Porteros particularly Expect tips from Gringos and some locals. I talk with some porteros and they tell me what some locals give them . When they fix something or do a service like pay a bill , perhaps less than 100 pesos..! Argentinians are NOT big tippers..!

How does tipping work ?, Bring some medias lunas each time you go out for breakfast . When out for dinner bring him a dessert . , afternoons bring back a soda pop. whenever he does a service for you tip him $$ generously..! fifty pesos is an offense.

I'm talking of large apt buildings that have live in 24 hour receptionist/security . Not applicable to buildings where they have an outsourced portero some hours a week.
Do you mean fix something or pay a bill specifically for you?

If so, I think is where the difference is. If my portero fixed something for me, I would pay him for what he did not just tip him. I would ask the cost of doing that job and would never expect him to do it as a favor.


Equally, paying bills. I would never ask someone who does not have the job of paying bills to run to pay my gas bill and give him some food in return. I would just go to pay the bill myself and would be slightly embarrassed asking him to pay bills for me.
 

on the brink

Registered
And I would suggest if you are “tipping” him each month for “individual” things he does, you are in fact employing him in the black, not tipping him. You’re basically buying services he provides just to you each month.
Sometimes the ill will on this board gets me. "Employing him in the black....", indeed......! Please take note: I tip Agustin REGARDLESS of whether he does something extra for me or not.

I tip him because it is my Royal Pleasure to tip him, and because I have more than enough money for my needs, and it pleases me to share it.

So, he's happy, and I'm happy. Please, Semigoodlookin, try and be happy as well.
 

Rich One

Registered
Do you mean fix something or pay a bill specifically for you?

If so, I think is where the difference is. If my portero fixed something for me, I would pay him for what he did not just tip him. I would ask the cost of doing that job and would never expect him to do it as a favor.


Equally, paying bills. I would never ask someone who does not have the job of paying bills to run to pay my gas bill and give him some food in return. I would just go to pay the bill myself and would be slightly embarrassed asking him to pay bills for me.
Well Semi ... step aside for a sec. from the Me and I, and Consider OTHER viewpoints and situations in my building.

A lady can't change a light bulb on the Ceiling, she asks the Portero , he does it with a ladder, she tips him , must be generous.. Example 1
A lady was sick and asked the portero to go get a prescription.. he does, deserves generous tip Example 2
An older gentleman has problems getting around he asks the portero to pay his electric bill Example 3
A sink is plugged Portero comes with plunger and fixes it ...! Example 4

And so forth
 

BAHibs

Registered
My Argentinian partner gives around 10% based on the level of service, similar to the UK in a way I think.
 

Rich One

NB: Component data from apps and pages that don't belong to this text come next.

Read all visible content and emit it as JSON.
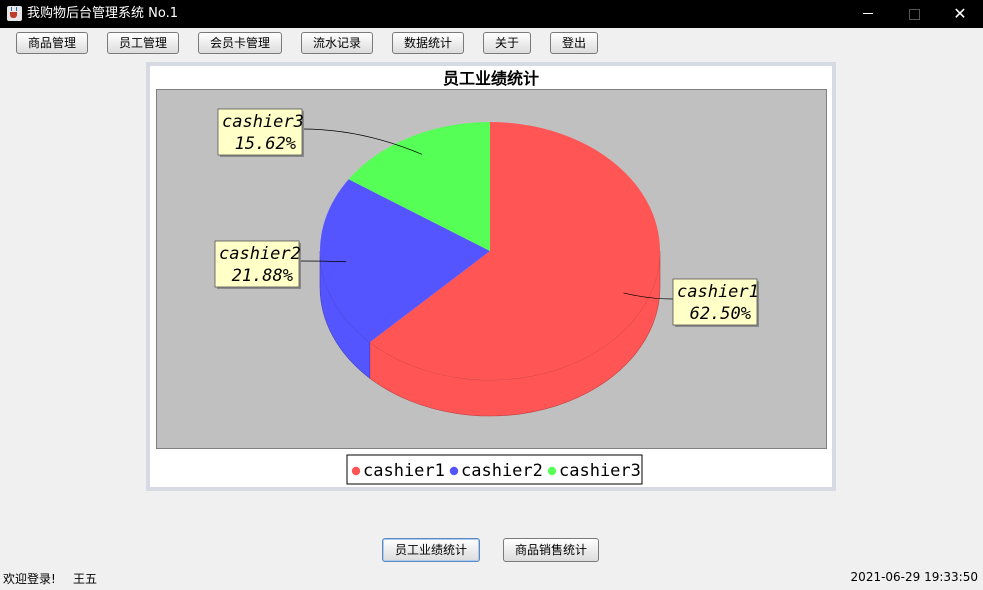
{
  "window": {
    "title": "我购物后台管理系统 No.1",
    "minimize_glyph": "",
    "close_glyph": "✕"
  },
  "menu": {
    "items": [
      "商品管理",
      "员工管理",
      "会员卡管理",
      "流水记录",
      "数据统计",
      "关于",
      "登出"
    ]
  },
  "chart_data": {
    "type": "pie",
    "title": "员工业绩统计",
    "background": "#c0c0c0",
    "slices": [
      {
        "label": "cashier1",
        "value": 62.5,
        "percent_label": "62.50%",
        "color": "#ff5555"
      },
      {
        "label": "cashier2",
        "value": 21.88,
        "percent_label": "21.88%",
        "color": "#5555ff"
      },
      {
        "label": "cashier3",
        "value": 15.62,
        "percent_label": "15.62%",
        "color": "#55ff55"
      }
    ],
    "legend_position": "bottom",
    "three_d": true
  },
  "bottom_buttons": {
    "staff_stats": "员工业绩统计",
    "sales_stats": "商品销售统计"
  },
  "status": {
    "welcome": "欢迎登录!",
    "user": "王五",
    "datetime": "2021-06-29 19:33:50"
  },
  "icons": {
    "app": "java-cup-icon",
    "minimize": "minimize-icon",
    "maximize": "maximize-icon",
    "close": "close-icon"
  }
}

Registered
I'm curious - how is tipping based on the Prisoner's Dilemma? Are you referring to this Prisoner's Dilemma: https://en.wikipedia.org/wiki/Prisoner's_dilemma ?
Interesting maybe the next Nobel Economics prize will be awarded for the Tipping Theory . after the Auction Theory recent Nobel

Paul Milgrom and Robert Wilson have won the 2020 Nobel Economics Prize for their work on auction theory. The Stanford University game theorists have helped in developing formats for the sale of aircraft landing slots, radio spectrum's, and emissions trading.12 oct. 2
 
Top